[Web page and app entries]
*** Begin section ***

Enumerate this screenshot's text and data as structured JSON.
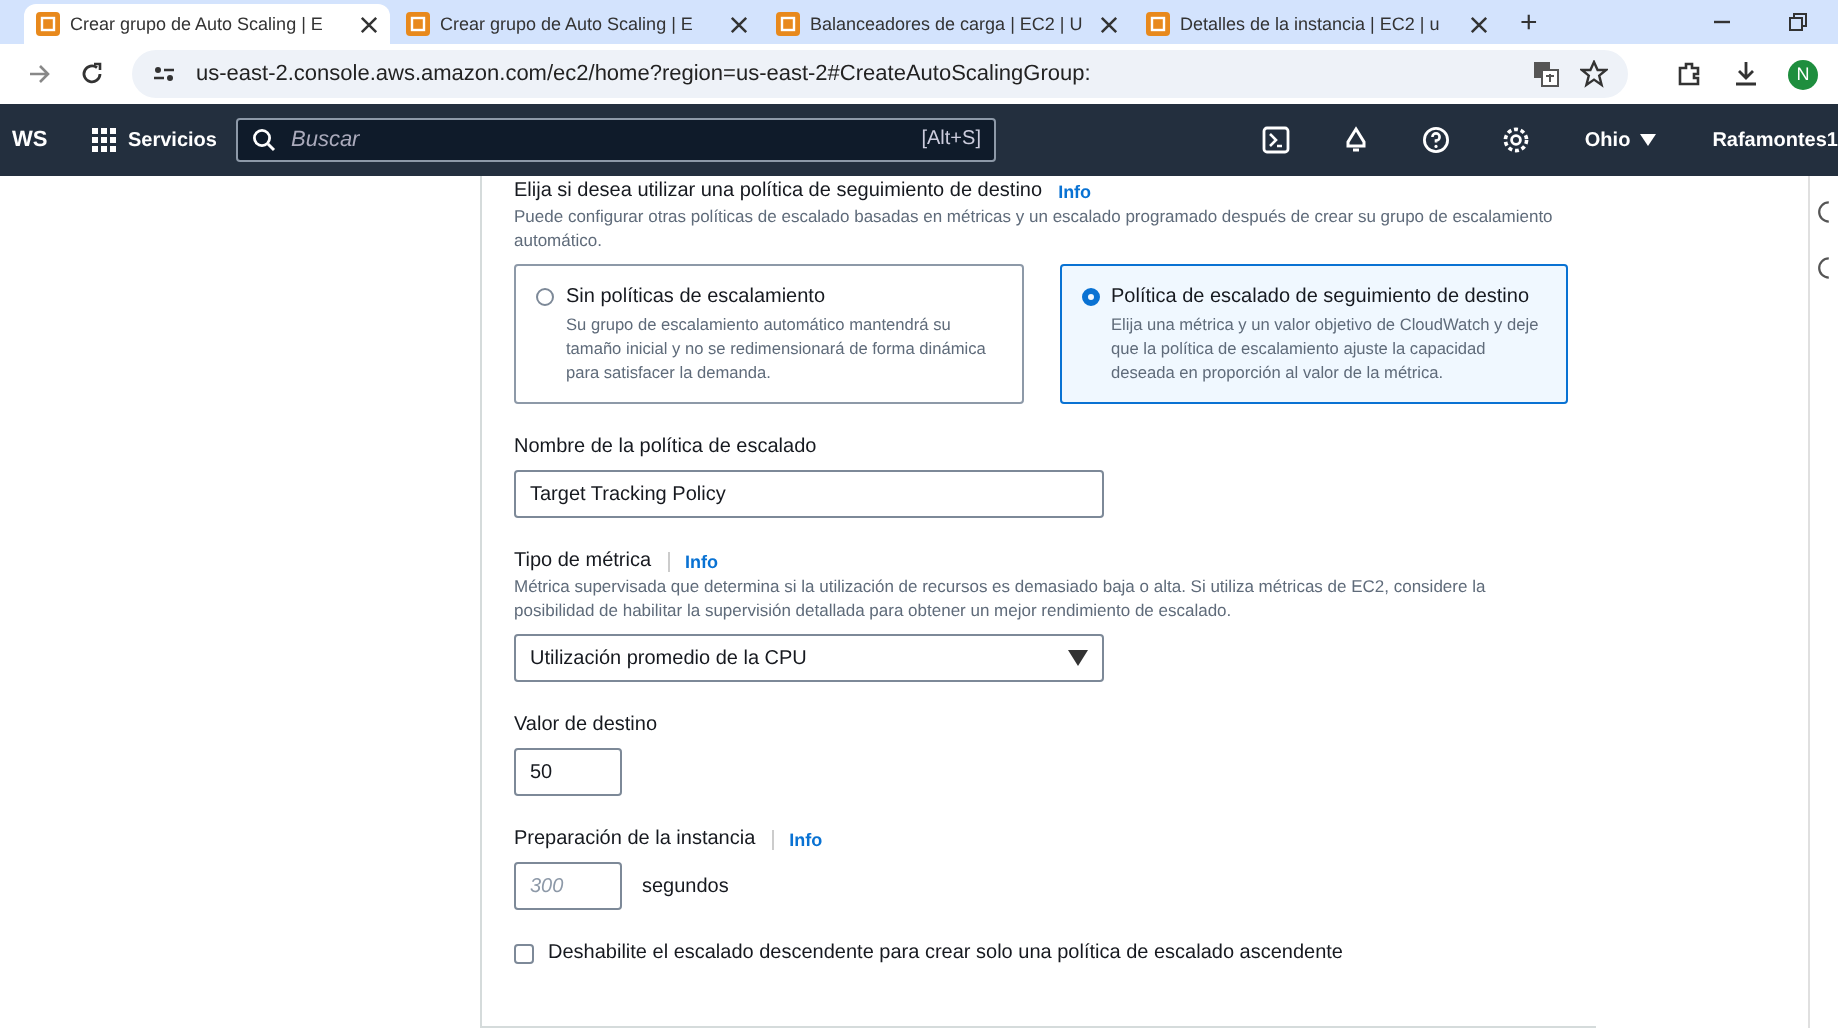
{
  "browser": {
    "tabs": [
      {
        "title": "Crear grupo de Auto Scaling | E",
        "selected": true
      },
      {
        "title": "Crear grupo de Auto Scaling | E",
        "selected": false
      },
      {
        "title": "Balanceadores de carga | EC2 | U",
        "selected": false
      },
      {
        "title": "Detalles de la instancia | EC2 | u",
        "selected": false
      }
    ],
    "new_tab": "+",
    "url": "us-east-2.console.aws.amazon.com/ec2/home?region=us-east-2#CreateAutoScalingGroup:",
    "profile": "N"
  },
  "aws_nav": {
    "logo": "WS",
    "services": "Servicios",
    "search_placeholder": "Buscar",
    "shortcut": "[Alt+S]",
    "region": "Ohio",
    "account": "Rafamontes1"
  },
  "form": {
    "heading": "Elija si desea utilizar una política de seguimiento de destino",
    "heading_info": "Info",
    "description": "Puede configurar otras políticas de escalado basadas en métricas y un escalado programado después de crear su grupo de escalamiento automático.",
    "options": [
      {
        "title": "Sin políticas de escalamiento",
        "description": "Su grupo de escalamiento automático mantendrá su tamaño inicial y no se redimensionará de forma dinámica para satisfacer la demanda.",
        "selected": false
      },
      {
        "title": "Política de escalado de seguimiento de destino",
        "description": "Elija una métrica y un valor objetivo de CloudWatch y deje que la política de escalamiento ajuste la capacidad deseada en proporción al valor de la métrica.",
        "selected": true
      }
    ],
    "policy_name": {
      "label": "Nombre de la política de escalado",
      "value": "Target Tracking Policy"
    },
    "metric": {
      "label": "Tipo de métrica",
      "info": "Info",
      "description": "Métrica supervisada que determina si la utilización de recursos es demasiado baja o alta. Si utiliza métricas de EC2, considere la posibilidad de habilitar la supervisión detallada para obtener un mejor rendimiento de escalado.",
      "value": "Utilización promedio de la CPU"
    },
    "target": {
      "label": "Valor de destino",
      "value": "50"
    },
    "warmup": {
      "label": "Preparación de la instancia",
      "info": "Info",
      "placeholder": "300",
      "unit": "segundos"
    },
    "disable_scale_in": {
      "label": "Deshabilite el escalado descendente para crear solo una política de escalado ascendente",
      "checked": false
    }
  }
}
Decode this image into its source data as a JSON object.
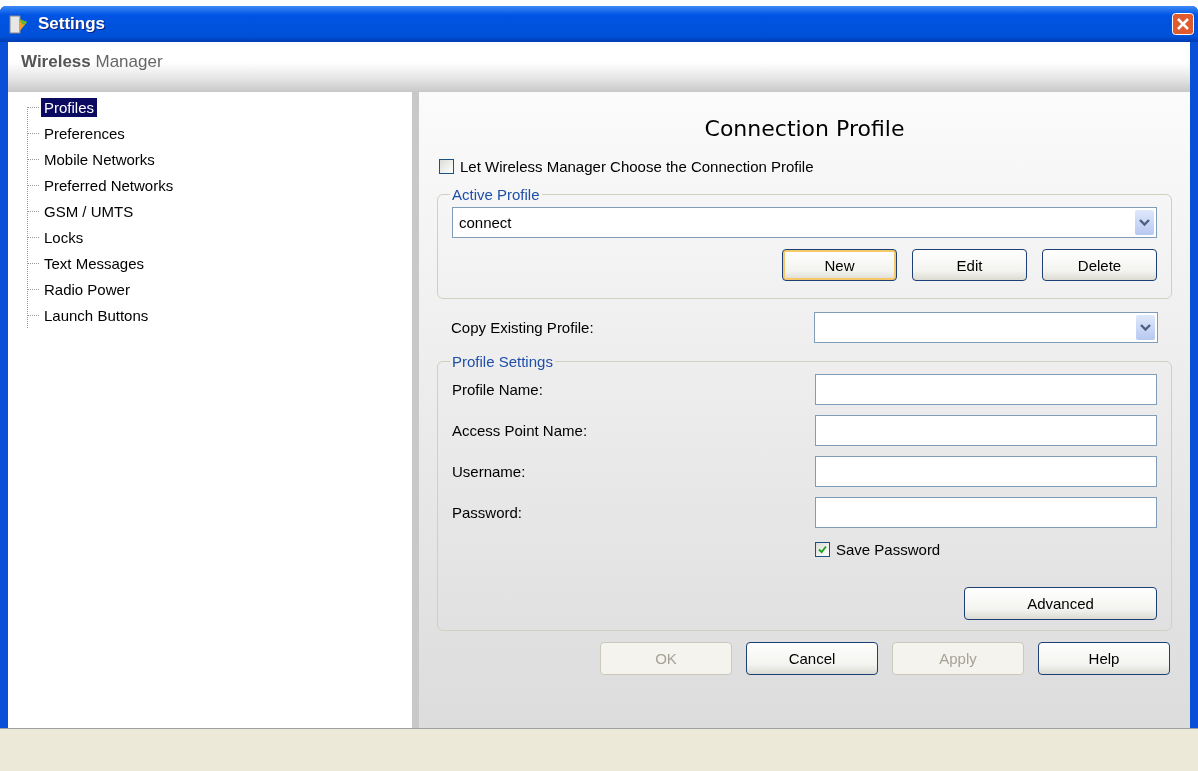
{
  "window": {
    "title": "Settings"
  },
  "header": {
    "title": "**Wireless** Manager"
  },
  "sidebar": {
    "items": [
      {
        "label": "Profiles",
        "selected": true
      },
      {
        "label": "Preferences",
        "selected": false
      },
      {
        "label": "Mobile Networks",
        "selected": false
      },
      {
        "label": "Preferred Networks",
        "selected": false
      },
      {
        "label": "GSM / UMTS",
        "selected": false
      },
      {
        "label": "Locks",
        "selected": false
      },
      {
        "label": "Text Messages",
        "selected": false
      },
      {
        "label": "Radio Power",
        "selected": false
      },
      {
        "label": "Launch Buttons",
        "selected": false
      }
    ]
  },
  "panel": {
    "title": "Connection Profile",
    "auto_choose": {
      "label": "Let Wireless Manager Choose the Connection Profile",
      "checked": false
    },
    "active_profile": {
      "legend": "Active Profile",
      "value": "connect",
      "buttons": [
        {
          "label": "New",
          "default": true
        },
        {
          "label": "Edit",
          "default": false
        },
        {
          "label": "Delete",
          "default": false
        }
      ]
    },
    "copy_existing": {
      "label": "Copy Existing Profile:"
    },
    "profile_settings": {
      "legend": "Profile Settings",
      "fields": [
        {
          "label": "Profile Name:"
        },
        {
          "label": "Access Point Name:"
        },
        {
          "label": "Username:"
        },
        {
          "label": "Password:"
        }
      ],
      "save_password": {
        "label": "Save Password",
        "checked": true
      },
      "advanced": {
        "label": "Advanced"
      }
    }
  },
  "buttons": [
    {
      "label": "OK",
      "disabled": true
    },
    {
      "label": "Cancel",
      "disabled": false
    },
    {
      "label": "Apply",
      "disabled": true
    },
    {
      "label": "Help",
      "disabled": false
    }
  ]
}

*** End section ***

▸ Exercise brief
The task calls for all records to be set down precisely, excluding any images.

▸ Answer to this problem
Enumerate this screenshot's text and data as structured JSON.
{
  "browser": {
    "tabs": [
      {
        "title": "Crear grupo de Auto Scaling | E",
        "selected": true
      },
      {
        "title": "Crear grupo de Auto Scaling | E",
        "selected": false
      },
      {
        "title": "Balanceadores de carga | EC2 | U",
        "selected": false
      },
      {
        "title": "Detalles de la instancia | EC2 | u",
        "selected": false
      }
    ],
    "new_tab": "+",
    "url": "us-east-2.console.aws.amazon.com/ec2/home?region=us-east-2#CreateAutoScalingGroup:",
    "profile": "N"
  },
  "aws_nav": {
    "logo": "WS",
    "services": "Servicios",
    "search_placeholder": "Buscar",
    "shortcut": "[Alt+S]",
    "region": "Ohio",
    "account": "Rafamontes1"
  },
  "form": {
    "heading": "Elija si desea utilizar una política de seguimiento de destino",
    "heading_info": "Info",
    "description": "Puede configurar otras políticas de escalado basadas en métricas y un escalado programado después de crear su grupo de escalamiento automático.",
    "options": [
      {
        "title": "Sin políticas de escalamiento",
        "description": "Su grupo de escalamiento automático mantendrá su tamaño inicial y no se redimensionará de forma dinámica para satisfacer la demanda.",
        "selected": false
      },
      {
        "title": "Política de escalado de seguimiento de destino",
        "description": "Elija una métrica y un valor objetivo de CloudWatch y deje que la política de escalamiento ajuste la capacidad deseada en proporción al valor de la métrica.",
        "selected": true
      }
    ],
    "policy_name": {
      "label": "Nombre de la política de escalado",
      "value": "Target Tracking Policy"
    },
    "metric": {
      "label": "Tipo de métrica",
      "info": "Info",
      "description": "Métrica supervisada que determina si la utilización de recursos es demasiado baja o alta. Si utiliza métricas de EC2, considere la posibilidad de habilitar la supervisión detallada para obtener un mejor rendimiento de escalado.",
      "value": "Utilización promedio de la CPU"
    },
    "target": {
      "label": "Valor de destino",
      "value": "50"
    },
    "warmup": {
      "label": "Preparación de la instancia",
      "info": "Info",
      "placeholder": "300",
      "unit": "segundos"
    },
    "disable_scale_in": {
      "label": "Deshabilite el escalado descendente para crear solo una política de escalado ascendente",
      "checked": false
    }
  }
}
Decode this image into its source data as a JSON object.
{
  "window": {
    "title": "Settings"
  },
  "header": {
    "title": "**Wireless** Manager"
  },
  "sidebar": {
    "items": [
      {
        "label": "Profiles",
        "selected": true
      },
      {
        "label": "Preferences",
        "selected": false
      },
      {
        "label": "Mobile Networks",
        "selected": false
      },
      {
        "label": "Preferred Networks",
        "selected": false
      },
      {
        "label": "GSM / UMTS",
        "selected": false
      },
      {
        "label": "Locks",
        "selected": false
      },
      {
        "label": "Text Messages",
        "selected": false
      },
      {
        "label": "Radio Power",
        "selected": false
      },
      {
        "label": "Launch Buttons",
        "selected": false
      }
    ]
  },
  "panel": {
    "title": "Connection Profile",
    "auto_choose": {
      "label": "Let Wireless Manager Choose the Connection Profile",
      "checked": false
    },
    "active_profile": {
      "legend": "Active Profile",
      "value": "connect",
      "buttons": [
        {
          "label": "New",
          "default": true
        },
        {
          "label": "Edit",
          "default": false
        },
        {
          "label": "Delete",
          "default": false
        }
      ]
    },
    "copy_existing": {
      "label": "Copy Existing Profile:"
    },
    "profile_settings": {
      "legend": "Profile Settings",
      "fields": [
        {
          "label": "Profile Name:"
        },
        {
          "label": "Access Point Name:"
        },
        {
          "label": "Username:"
        },
        {
          "label": "Password:"
        }
      ],
      "save_password": {
        "label": "Save Password",
        "checked": true
      },
      "advanced": {
        "label": "Advanced"
      }
    }
  },
  "buttons": [
    {
      "label": "OK",
      "disabled": true
    },
    {
      "label": "Cancel",
      "disabled": false
    },
    {
      "label": "Apply",
      "disabled": true
    },
    {
      "label": "Help",
      "disabled": false
    }
  ]
}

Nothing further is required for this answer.